Paul Pillar is a former CIA analyst whose articles on current events are usually calm, measured, and logical. He brings his analytical skills to clarifying the issues. I highly recommend reading him regularly. I occasionally disagree with him, although I can’t recall a time when I thought he had something substantively wrong.
Nikki Haley’s speech to the American Enterprise Institute yesterday on the nuclear agreement with Iran produced a reaction from him the likes of which I’ve never seen.
Nikki Haley, whose foreign policy experience has consisted of these past few months as the U.S. permanent representative to the United Nations, has assumed the role of chief public trasher of the JCPOA for the administration.
Laura Rozen, whom you should follow on Twitter, says that the State Department experts on the subject were not consulted for the speech.
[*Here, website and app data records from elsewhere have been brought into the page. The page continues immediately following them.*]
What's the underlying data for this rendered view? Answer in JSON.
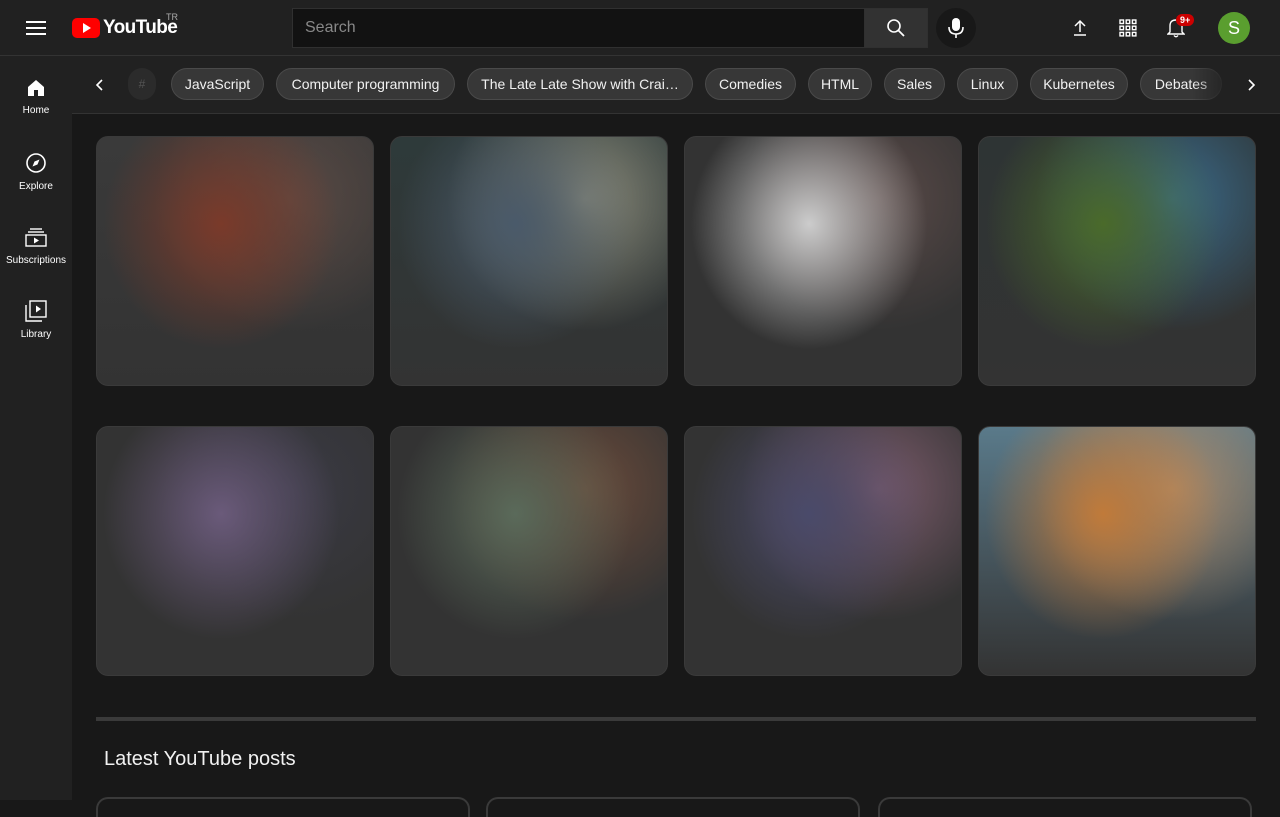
{
  "header": {
    "logo_text": "YouTube",
    "country_code": "TR",
    "search_placeholder": "Search",
    "notification_count": "9+",
    "avatar_letter": "S"
  },
  "sidebar": {
    "items": [
      {
        "label": "Home",
        "icon": "home-icon"
      },
      {
        "label": "Explore",
        "icon": "compass-icon"
      },
      {
        "label": "Subscriptions",
        "icon": "subscriptions-icon"
      },
      {
        "label": "Library",
        "icon": "library-icon"
      }
    ]
  },
  "chips": [
    "JavaScript",
    "Computer programming",
    "The Late Late Show with Crai…",
    "Comedies",
    "HTML",
    "Sales",
    "Linux",
    "Kubernetes",
    "Debates"
  ],
  "videos": [
    {
      "thumb_colors": [
        "#7a3a2a",
        "#5a4a44",
        "#3a3a3a"
      ]
    },
    {
      "thumb_colors": [
        "#4a5a6a",
        "#8a8a7a",
        "#2e3a3a"
      ]
    },
    {
      "thumb_colors": [
        "#cccccc",
        "#5a4a48",
        "#333333"
      ]
    },
    {
      "thumb_colors": [
        "#4a6a2a",
        "#3a6a8a",
        "#2e3434"
      ]
    },
    {
      "thumb_colors": [
        "#6a5a7a",
        "#3a3a44",
        "#333333"
      ]
    },
    {
      "thumb_colors": [
        "#5a6a5a",
        "#6a4a3a",
        "#333333"
      ]
    },
    {
      "thumb_colors": [
        "#4a4a6a",
        "#7a5a6a",
        "#333333"
      ]
    },
    {
      "thumb_colors": [
        "#c07a3a",
        "#aa8a6a",
        "#5a7a8a"
      ]
    }
  ],
  "sections": {
    "latest_posts_title": "Latest YouTube posts"
  }
}
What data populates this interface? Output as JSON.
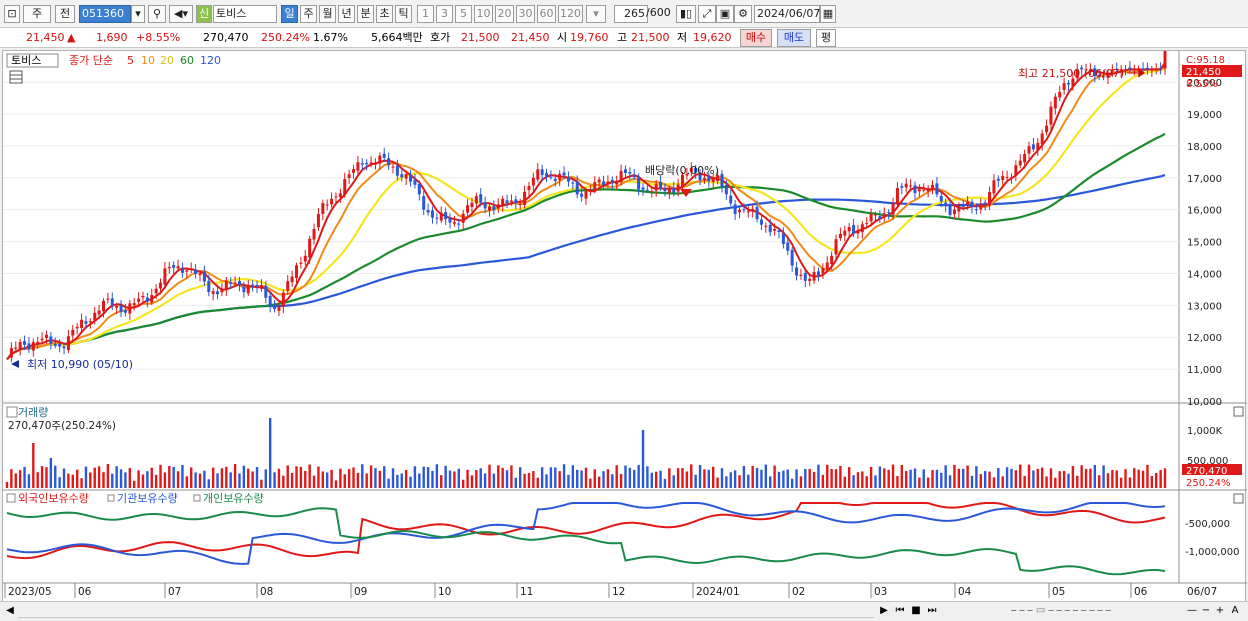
{
  "toolbar": {
    "market": "주",
    "prev_btn": "전",
    "code": "051360",
    "stock_tag": "신",
    "stock_name": "토비스",
    "periods": [
      "일",
      "주",
      "월",
      "년",
      "분",
      "초",
      "틱"
    ],
    "active_period": "일",
    "intervals": [
      "1",
      "3",
      "5",
      "10",
      "20",
      "30",
      "60",
      "120"
    ],
    "count": "265",
    "count_total": "/600",
    "date": "2024/06/07"
  },
  "info": {
    "price": "21,450",
    "arrow": "▲",
    "change": "1,690",
    "change_pct": "+8.55%",
    "volume": "270,470",
    "volume_pct": "250.24%",
    "turnover": "1.67%",
    "amount": "5,664백만",
    "bid_label": "호가",
    "bid1": "21,500",
    "bid2": "21,450",
    "open_label": "시",
    "open": "19,760",
    "high_label": "고",
    "high": "21,500",
    "low_label": "저",
    "low": "19,620",
    "buy_btn": "매수",
    "sell_btn": "매도",
    "eval_btn": "평"
  },
  "legend": {
    "name": "토비스",
    "close_label": "종가 단순",
    "ma": [
      "5",
      "10",
      "20",
      "60",
      "120"
    ],
    "ma_colors": [
      "#e01818",
      "#f08a18",
      "#f5e620",
      "#1a8a2a",
      "#2a58d8"
    ]
  },
  "price_panel": {
    "close_marker": "C:95.18",
    "last_price": "21,450",
    "last_pct": "8.55%",
    "high_note": "최고 21,500 (06/07)",
    "low_note": "최저 10,990 (05/10)",
    "dividend_note": "배당락(0.00%)",
    "yticks": [
      "20,000",
      "19,000",
      "18,000",
      "17,000",
      "16,000",
      "15,000",
      "14,000",
      "13,000",
      "12,000",
      "11,000",
      "10,000"
    ]
  },
  "volume_panel": {
    "title": "거래량",
    "value": "270,470주(250.24%)",
    "yticks": [
      "1,000K",
      "500,000"
    ],
    "last_value": "270,470",
    "last_pct": "250.24%"
  },
  "holding_panel": {
    "series": [
      "외국인보유수량",
      "기관보유수량",
      "개인보유수량"
    ],
    "colors": [
      "#e01818",
      "#2a58d8",
      "#1a8a4a"
    ],
    "yticks": [
      "-500,000",
      "-1,000,000"
    ]
  },
  "xaxis": [
    "2023/05",
    "06",
    "07",
    "08",
    "09",
    "10",
    "11",
    "12",
    "2024/01",
    "02",
    "03",
    "04",
    "05",
    "06",
    "06/07"
  ],
  "chart_data": {
    "type": "line",
    "title": "토비스",
    "x": [
      "2023/05",
      "06",
      "07",
      "08",
      "09",
      "10",
      "11",
      "12",
      "2024/01",
      "02",
      "03",
      "04",
      "05",
      "06"
    ],
    "series": [
      {
        "name": "종가",
        "values": [
          11300,
          12600,
          14100,
          13100,
          17900,
          15600,
          16900,
          16800,
          16900,
          13900,
          16600,
          16100,
          20200,
          21450
        ]
      }
    ],
    "ylim": [
      10000,
      20600
    ]
  }
}
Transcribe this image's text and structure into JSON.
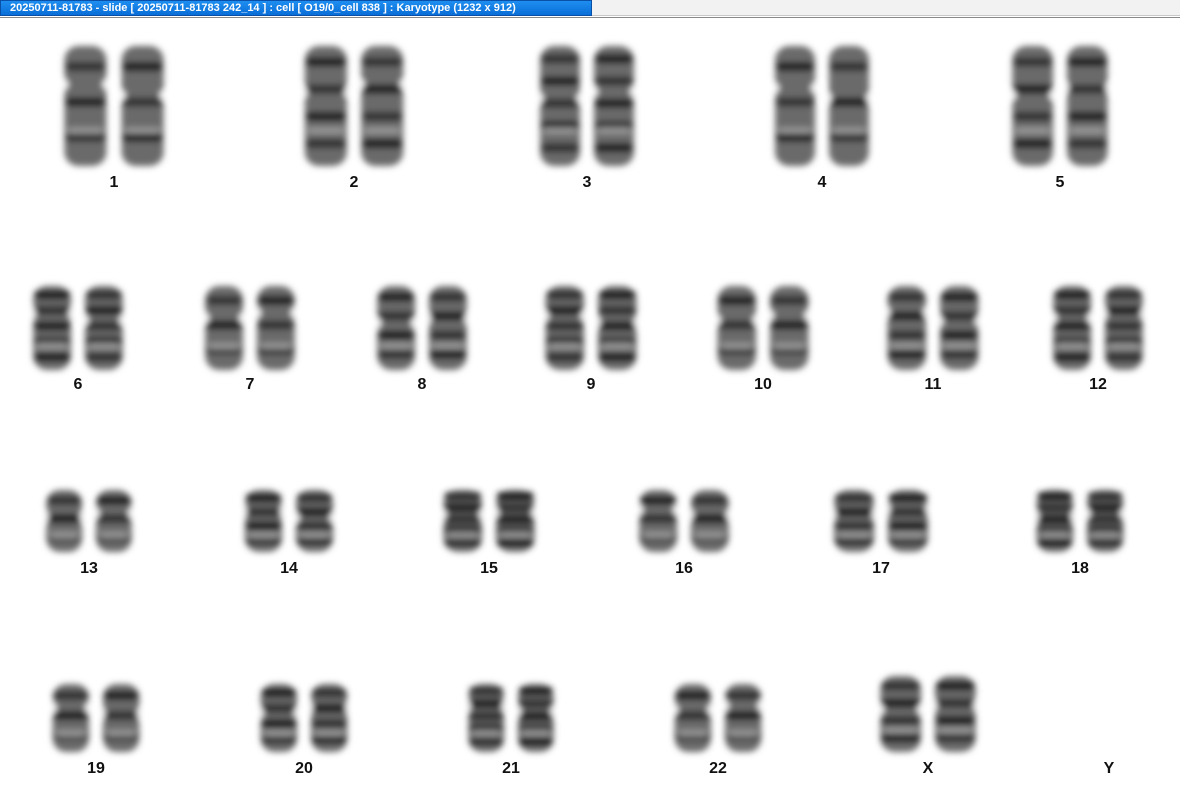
{
  "window": {
    "title": "20250711-81783 - slide [ 20250711-81783 242_14 ] : cell [ O19/0_cell 838 ] : Karyotype  (1232 x 912)"
  },
  "karyotype": {
    "chromosomes": [
      {
        "label": "1",
        "pair": true
      },
      {
        "label": "2",
        "pair": true
      },
      {
        "label": "3",
        "pair": true
      },
      {
        "label": "4",
        "pair": true
      },
      {
        "label": "5",
        "pair": true
      },
      {
        "label": "6",
        "pair": true
      },
      {
        "label": "7",
        "pair": true
      },
      {
        "label": "8",
        "pair": true
      },
      {
        "label": "9",
        "pair": true
      },
      {
        "label": "10",
        "pair": true
      },
      {
        "label": "11",
        "pair": true
      },
      {
        "label": "12",
        "pair": true
      },
      {
        "label": "13",
        "pair": true
      },
      {
        "label": "14",
        "pair": true
      },
      {
        "label": "15",
        "pair": true
      },
      {
        "label": "16",
        "pair": true
      },
      {
        "label": "17",
        "pair": true
      },
      {
        "label": "18",
        "pair": true
      },
      {
        "label": "19",
        "pair": true
      },
      {
        "label": "20",
        "pair": true
      },
      {
        "label": "21",
        "pair": true
      },
      {
        "label": "22",
        "pair": true
      },
      {
        "label": "X",
        "pair": true
      },
      {
        "label": "Y",
        "pair": false
      }
    ]
  }
}
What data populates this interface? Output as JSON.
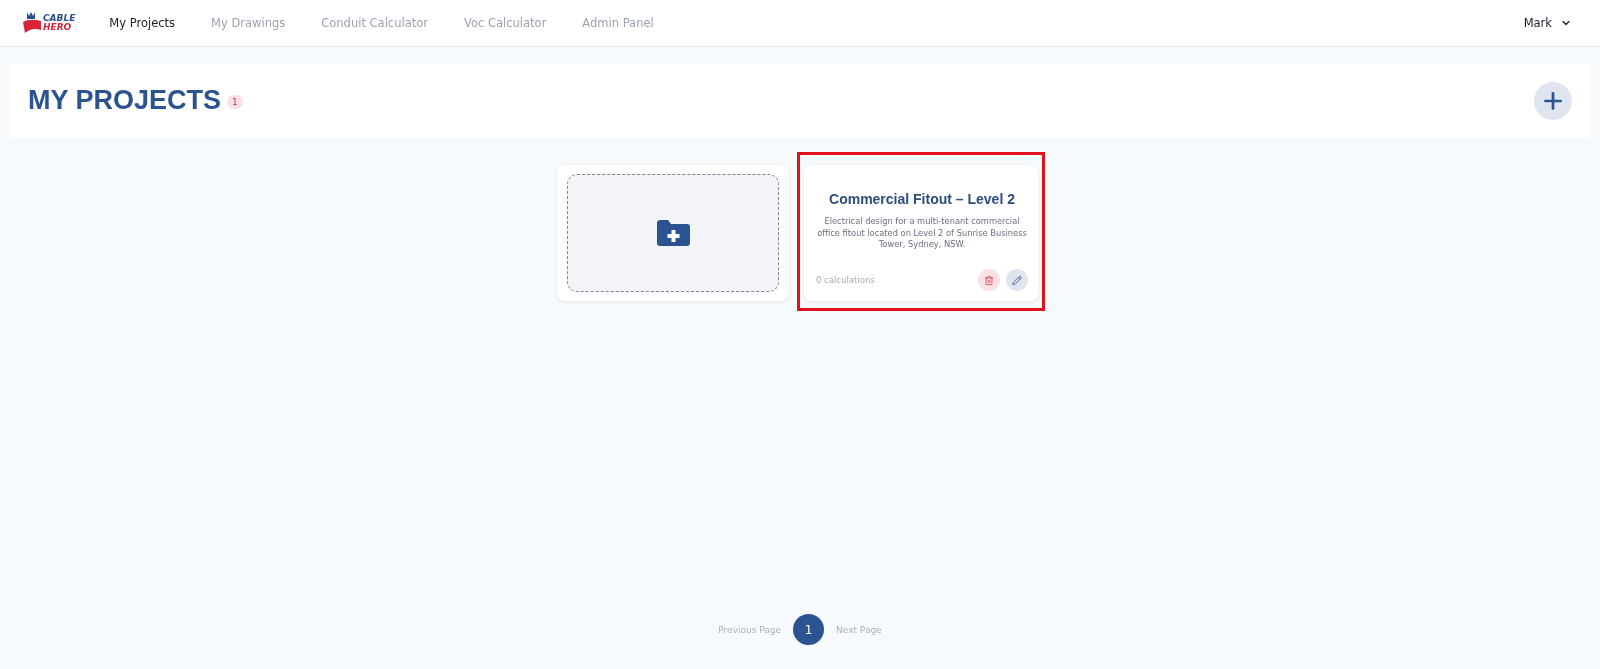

I’d like to know who wrote it. Stephen Miller seems like a candidate, with help from some think-tank people you may see me jousting with on Twitter. (Changed from Steve)
Haley remarks not informed by career State, am told. … Wonder, are she and Pence plotting? And for what? https://t.co/fO6yq72jU5
— Laura Rozen (@lrozen) September 6, 2017
Pillar gives the background facts of the agreement while destroying Haley’s lies.
Haley lied when she said that the JCPOA “gave Iran what it wanted up-front, in exchange for temporary promises to deliver what we want.” The truth is that Iran had to fulfill most of its obligations first—including disposing of excess enriched uranium, disassembling enrichment cascades, gutting its heavy water reactor, and much else—before the agreement was fully implemented and Iran got even a whiff of additional sanctions relief. There is no correspondence between reality and Haley’s assertion that the agreement was a great deal for Iran but “what we get from the deal is much less clear.” What we get is a cementing closed (even literally, in the case of the disabling of a reactor that otherwise could have produced plutonium) of all possible pathways to an Iranian nuclear weapon. This isn’t just a promise; this is major, material, already implemented change.
As they say, read the whole thing. It’s short, to the point, and accurate.